If you are like me where you have to give support on several different systems and are constantly hopping desks looking for a free mac or linux, or you have several machines in front of you and you are having to switch between machines using a kvm switch you are going to love this tool synergy.
I lined up 4 Desktops and monitors with different OS that I constantly use. I then installed synergy on all machines, after 15 mins I was in control of all machines using only one mouse and keyboard and Scrolling typing and opening programs from left to right across all desktops as if the computers where welded together
Matt Cutts shows how to configure Synergy in six steps
Microsoft have finally revealed Surface Computing a technology where users intereacts with the desktop
Completly by touch.
Have you ever thought of building your own PC, but have been put off due how daunting the task maybe?
Well if you can put together a lego kit you can put together a pc from parts.
Jeff Attwood has written an excellent article he explains how to put together the components, test stability and overclocking the PC.

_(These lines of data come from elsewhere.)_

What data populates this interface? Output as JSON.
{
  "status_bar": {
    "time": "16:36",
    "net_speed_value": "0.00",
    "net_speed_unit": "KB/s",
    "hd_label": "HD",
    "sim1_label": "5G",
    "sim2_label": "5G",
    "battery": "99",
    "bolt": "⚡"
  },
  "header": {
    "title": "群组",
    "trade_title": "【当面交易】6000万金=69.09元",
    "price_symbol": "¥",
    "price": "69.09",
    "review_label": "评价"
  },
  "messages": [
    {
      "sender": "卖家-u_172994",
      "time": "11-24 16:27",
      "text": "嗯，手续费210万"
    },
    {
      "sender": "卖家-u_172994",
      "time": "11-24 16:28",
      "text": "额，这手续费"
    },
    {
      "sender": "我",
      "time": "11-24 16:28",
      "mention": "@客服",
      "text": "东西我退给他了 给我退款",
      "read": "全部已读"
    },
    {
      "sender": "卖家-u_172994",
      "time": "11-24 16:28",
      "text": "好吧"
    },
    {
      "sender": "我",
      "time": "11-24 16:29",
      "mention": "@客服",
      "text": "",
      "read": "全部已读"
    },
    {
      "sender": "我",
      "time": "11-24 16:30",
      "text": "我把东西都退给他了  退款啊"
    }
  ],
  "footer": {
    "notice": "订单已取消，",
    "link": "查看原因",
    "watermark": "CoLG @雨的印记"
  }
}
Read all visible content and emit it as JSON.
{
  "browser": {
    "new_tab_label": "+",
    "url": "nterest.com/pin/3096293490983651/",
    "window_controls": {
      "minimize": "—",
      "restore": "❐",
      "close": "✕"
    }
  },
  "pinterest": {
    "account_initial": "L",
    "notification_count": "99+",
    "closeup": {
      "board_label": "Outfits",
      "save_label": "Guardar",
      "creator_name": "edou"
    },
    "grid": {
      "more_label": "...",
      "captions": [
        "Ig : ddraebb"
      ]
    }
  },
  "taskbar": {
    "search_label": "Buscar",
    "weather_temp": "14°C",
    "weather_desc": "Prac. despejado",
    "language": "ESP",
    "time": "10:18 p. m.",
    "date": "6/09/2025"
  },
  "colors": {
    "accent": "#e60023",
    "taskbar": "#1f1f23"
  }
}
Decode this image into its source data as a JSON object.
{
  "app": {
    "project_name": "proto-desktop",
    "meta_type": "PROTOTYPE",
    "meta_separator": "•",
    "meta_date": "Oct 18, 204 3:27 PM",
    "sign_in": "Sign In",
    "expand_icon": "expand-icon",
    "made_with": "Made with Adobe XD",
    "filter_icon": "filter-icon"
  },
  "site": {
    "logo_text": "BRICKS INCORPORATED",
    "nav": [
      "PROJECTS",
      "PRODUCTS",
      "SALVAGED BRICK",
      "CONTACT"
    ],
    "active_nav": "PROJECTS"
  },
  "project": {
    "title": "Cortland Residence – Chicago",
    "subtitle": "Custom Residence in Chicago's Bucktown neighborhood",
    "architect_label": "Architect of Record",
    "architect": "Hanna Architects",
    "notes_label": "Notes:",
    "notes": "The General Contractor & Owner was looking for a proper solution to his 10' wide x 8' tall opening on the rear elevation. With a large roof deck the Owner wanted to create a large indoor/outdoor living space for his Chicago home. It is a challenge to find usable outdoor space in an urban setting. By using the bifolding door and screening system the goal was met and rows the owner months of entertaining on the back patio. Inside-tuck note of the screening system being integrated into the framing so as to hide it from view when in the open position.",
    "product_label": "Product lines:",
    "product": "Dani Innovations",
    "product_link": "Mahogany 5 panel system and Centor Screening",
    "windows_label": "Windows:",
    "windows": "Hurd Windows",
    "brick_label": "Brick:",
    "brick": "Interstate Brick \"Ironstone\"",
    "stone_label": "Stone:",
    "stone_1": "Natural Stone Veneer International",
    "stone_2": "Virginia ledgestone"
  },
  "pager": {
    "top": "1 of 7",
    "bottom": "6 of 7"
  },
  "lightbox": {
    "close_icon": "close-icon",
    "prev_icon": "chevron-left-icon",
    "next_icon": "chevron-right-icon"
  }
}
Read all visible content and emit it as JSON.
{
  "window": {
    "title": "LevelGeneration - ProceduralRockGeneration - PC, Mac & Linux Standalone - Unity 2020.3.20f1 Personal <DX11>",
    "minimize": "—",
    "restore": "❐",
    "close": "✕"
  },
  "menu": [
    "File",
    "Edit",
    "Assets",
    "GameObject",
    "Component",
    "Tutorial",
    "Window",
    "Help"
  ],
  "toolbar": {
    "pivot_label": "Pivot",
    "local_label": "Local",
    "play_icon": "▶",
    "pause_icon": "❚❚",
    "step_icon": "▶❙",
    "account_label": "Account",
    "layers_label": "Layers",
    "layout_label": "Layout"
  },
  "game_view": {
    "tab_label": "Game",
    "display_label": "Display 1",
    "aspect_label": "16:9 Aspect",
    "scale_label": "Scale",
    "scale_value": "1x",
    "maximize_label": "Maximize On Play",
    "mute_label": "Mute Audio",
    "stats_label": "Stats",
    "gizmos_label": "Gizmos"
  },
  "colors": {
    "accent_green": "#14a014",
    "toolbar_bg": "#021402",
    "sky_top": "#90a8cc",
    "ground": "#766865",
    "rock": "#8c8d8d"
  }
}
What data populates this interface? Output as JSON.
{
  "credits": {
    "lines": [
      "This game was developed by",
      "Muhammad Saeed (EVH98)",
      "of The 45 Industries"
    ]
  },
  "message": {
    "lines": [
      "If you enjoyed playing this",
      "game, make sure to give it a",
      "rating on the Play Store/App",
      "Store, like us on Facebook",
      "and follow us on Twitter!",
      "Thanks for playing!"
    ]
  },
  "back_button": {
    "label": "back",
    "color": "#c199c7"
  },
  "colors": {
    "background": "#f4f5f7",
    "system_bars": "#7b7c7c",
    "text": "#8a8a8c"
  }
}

One of the most common questions I get asked from clients is, why do I get spam or email virus that appears to originate from inside our organization.Spammers and Viruses are becoming evermore resourceful in trying to elude us to open their emails. One of the simplest ways of getting you to open an email is spoofing email address of users we trust. There are several ways they can get hold of userâ€™s emails the question is how you stop spammers and viruses from faking addresses.Today’s anti-spam are composed of several layers for detecting spam. One of the methods for detecting fake or spoof emails is inbound authentication and Identity verification technically known as SIDF.
How Sender ID Works
- The sender sends an e-mail message.
- The recipientâ€™s inbound e-mail server receives the message.
- The inbound e-mail server checks which domain claims to have sent the message and checks
the DNS for the SPF record of that domain. The inbound server then determines if the IP address
of the sending e-mail server matches the IP addresses that are published in the SPF record.
E-mail messages that fail may be deleted, blocked, or sent to the Junk e-mail folder.
- As a recommended option, the Sender ID result can be combined with reputation data about the
IP/domain holder. This reputation data enhances delivery decisions for all e-mail, including
messages sent from both legitimate senders and spammers which may pass the Sender ID check.
- When combined with the receiving networkâ€™s anti-spam and anti-phishing technologies, the
e-mail may be delivered to the Inbox, the Junk or Quarantine folders, or may be blocked and deleted.Â
Question is, so why are fake emails still getting through?
Many small businesses do not know or still have not implemented this extra layer of security until a majority of business implement the SPF on their domains we will still continue to receive fake emails or we could opt to block all emails that have not implemented, thisÂ solution is risky as businesses could possibly lose important emails from potential clients.